Why We Love Zombies
November 08, 2011
Why have zombies so caught the attention of many? Why not space aliens, vampires or subterranean mole monsters?
Well, to a certain extent, those others have caught the attention of some researchers. You can find web pages and conspiracy devotees for any and all of them. But none have been the subject of sustained interest, and ghoulish research, as zombies have. Why is that?
My take is simple: It's personal. To many, when someone mentions alien abductions, we eye the exit, and slowly distance ourselves from the speaker. That is something that only happens to people who are just a little bit dotty to start with. When they begin to talk about it, we just want to be someplace else. As for vampires, werewolves and the like, it is too chic. I mean, when the posters for vampire movies feature stars who are alarmingly handsome, you have to wonder: Do vampires only bite the beautiful? Are you safe from the neck-munchers if you're an average guy, or a bit on the overweight side? If so, pardon me while I stay away from supermodels under the full moon. And no, I'm not interested in plastic surgery to make me better-looking.
But zombies? Anyone can end up a zombie. Get bit, or splattered from the thrashing feeding of a zombie on someone else, and you too could be infected. Your neighbors, your family, your kid's soccer team -- any of them could be a zombie, and if the coming apocalypse hits soon, they all will be.

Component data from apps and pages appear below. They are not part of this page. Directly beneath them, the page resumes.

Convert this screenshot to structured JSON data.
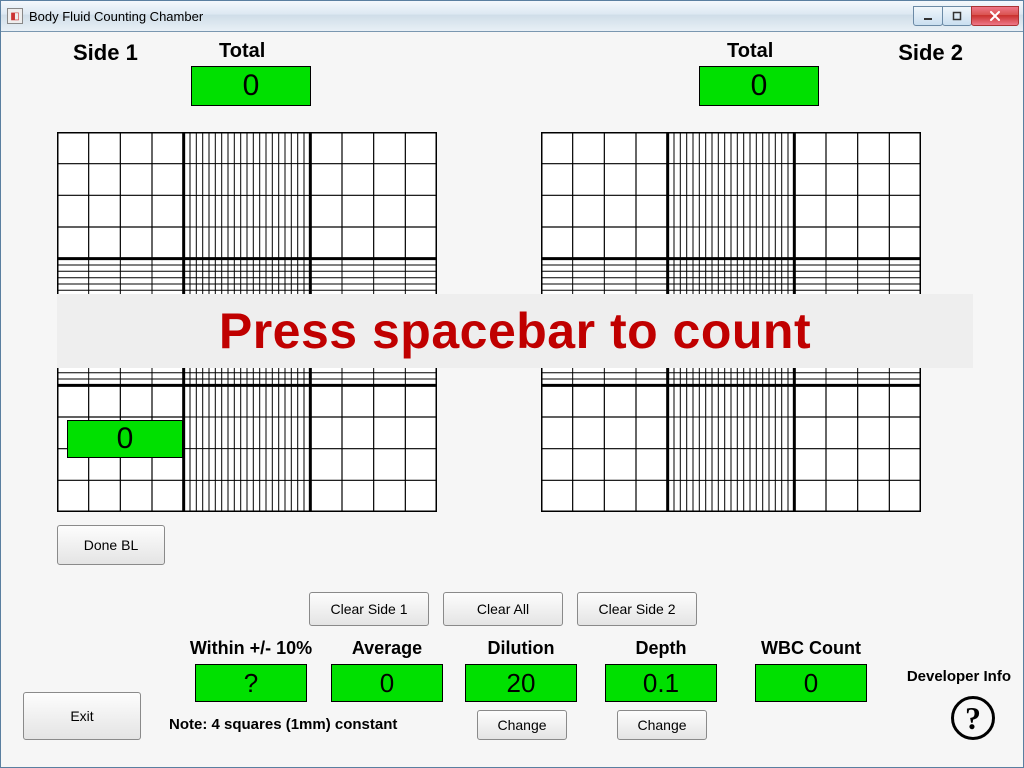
{
  "window": {
    "title": "Body Fluid Counting Chamber"
  },
  "labels": {
    "side1": "Side 1",
    "side2": "Side 2",
    "total": "Total",
    "within10": "Within +/- 10%",
    "average": "Average",
    "dilution": "Dilution",
    "depth": "Depth",
    "wbcCount": "WBC Count",
    "note": "Note: 4 squares (1mm) constant",
    "developerInfo": "Developer Info",
    "help": "?"
  },
  "buttons": {
    "doneBL": "Done BL",
    "clearSide1": "Clear Side 1",
    "clearAll": "Clear All",
    "clearSide2": "Clear Side 2",
    "exit": "Exit",
    "change": "Change"
  },
  "totals": {
    "side1": "0",
    "side2": "0"
  },
  "banner": "Press spacebar to count",
  "currentSquare": "0",
  "stats": {
    "within10": "?",
    "average": "0",
    "dilution": "20",
    "depth": "0.1",
    "wbcCount": "0"
  },
  "colors": {
    "accent": "#00e000",
    "bannerText": "#c00000"
  }
}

That deeply personal "It could have been me" aspect of zombies is, I think, is what keeps them an evergreen subject. Even if some of them are a bit green from decay. We shrug off earthquakes, tsunamis and other natural disasters, especially if we don't live near where they happen. People who live in Kansas each know how many steps it is to their tornado shelter, but if you mention "tsunami" to them, the likely response is to be "gesundheit."
Plus, there is the loss of personal identity. Hey, if I'm a vampire and Buffy is hunting me down, that's OK, because to a certain extent I'm still me. I have to avoid the sun, and when Buffy stakes me, I'm a puff of dust, but until then I can read a paper, drink coffee, chuckle at jokes, etc. If I'm a zombie, I'm nothing but a shuffling corpse.
Also, zombies are a mental code for "disaster." People who are otherwise just a bit queasy at the thought of saying to someone, "I'm prepared for economic meltdown," are more than happy to discuss the differences between radiation-induced zombification and viral outbreaks. The thought of driving their normal, non-zombie neighbors off at gunpoint, because the prepared ones stored food and the neighbors didn't, is a thought not to be entertained. But shooting zombies is all in a day's post-apocalypse fun.
We fear the loss of personal identity if we become a zombie victim, but that same loss of personal identity allows us to mentally prepare for other outcomes, outcomes that are perhaps a bit more statistically likely to happen. The Euro can collapse, taking western civilization with it, but we can prepare for that by being prepared for zombies. Making sure everyone you meet actually has a reflection in a mirror does nothing to prep you for the day when some teenaged hacker crashes the power grid.
So be proud of your preparations for the coming zombie apocalypse. They will serve you in good stead for all the other possibilities. Oh, and as for vampires and werewolves? Dip your bullets in holy water and have them blessed, unless you can afford silver bullets. The mole people? Inside information tells me that anything .30-06 or bigger does the job. As for alien abductions, you're on your own, pal.